## WHAT IS NEEDED
Pull each line containing "Mthly" out of the listing below.

## SUPPLIED ENTRIES
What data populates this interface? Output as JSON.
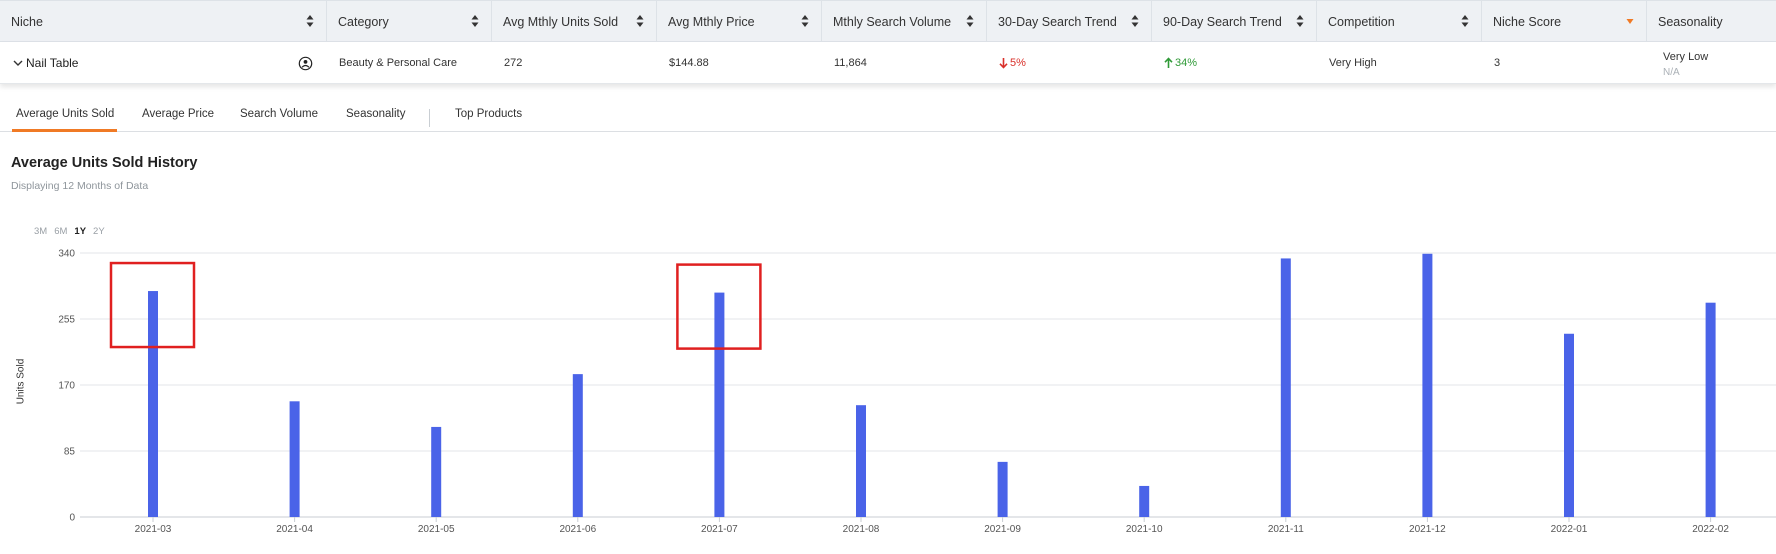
{
  "table": {
    "columns": [
      {
        "label": "Niche",
        "sort": "updown"
      },
      {
        "label": "Category",
        "sort": "updown"
      },
      {
        "label": "Avg Mthly Units Sold",
        "sort": "updown"
      },
      {
        "label": "Avg Mthly Price",
        "sort": "updown"
      },
      {
        "label": "Mthly Search Volume",
        "sort": "updown"
      },
      {
        "label": "30-Day Search Trend",
        "sort": "updown"
      },
      {
        "label": "90-Day Search Trend",
        "sort": "updown"
      },
      {
        "label": "Competition",
        "sort": "updown"
      },
      {
        "label": "Niche Score",
        "sort": "desc-active"
      },
      {
        "label": "Seasonality",
        "sort": "none"
      }
    ],
    "row": {
      "niche": "Nail Table",
      "category": "Beauty & Personal Care",
      "avg_units": "272",
      "avg_price": "$144.88",
      "search_volume": "11,864",
      "trend_30": "5%",
      "trend_30_dir": "down",
      "trend_90": "34%",
      "trend_90_dir": "up",
      "competition": "Very High",
      "niche_score": "3",
      "seasonality": "Very Low",
      "seasonality_sub": "N/A"
    }
  },
  "tabs": [
    {
      "label": "Average Units Sold",
      "active": true
    },
    {
      "label": "Average Price",
      "active": false
    },
    {
      "label": "Search Volume",
      "active": false
    },
    {
      "label": "Seasonality",
      "active": false
    },
    {
      "label": "Top Products",
      "active": false
    }
  ],
  "chart_header": {
    "title": "Average Units Sold History",
    "subtitle": "Displaying 12 Months of Data"
  },
  "range_options": [
    {
      "label": "3M",
      "active": false
    },
    {
      "label": "6M",
      "active": false
    },
    {
      "label": "1Y",
      "active": true
    },
    {
      "label": "2Y",
      "active": false
    }
  ],
  "colors": {
    "bar": "#4a63e8",
    "highlight_box": "#e02020",
    "accent": "#f07a25",
    "trend_down": "#d9302a",
    "trend_up": "#2f9a37"
  },
  "chart_data": {
    "type": "bar",
    "ylabel": "Units Sold",
    "xlabel": "",
    "ylim": [
      0,
      340
    ],
    "yticks": [
      0,
      85,
      170,
      255,
      340
    ],
    "categories": [
      "2021-03",
      "2021-04",
      "2021-05",
      "2021-06",
      "2021-07",
      "2021-08",
      "2021-09",
      "2021-10",
      "2021-11",
      "2021-12",
      "2022-01",
      "2022-02"
    ],
    "values": [
      291,
      149,
      116,
      184,
      289,
      144,
      71,
      40,
      333,
      339,
      236,
      276
    ],
    "grid": true,
    "highlighted_categories": [
      "2021-03",
      "2021-07"
    ]
  }
}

## EXERCISE RESULT
        "label": "Avg Mthly Units Sold",
        "label": "Avg Mthly Price",
        "label": "Mthly Search Volume",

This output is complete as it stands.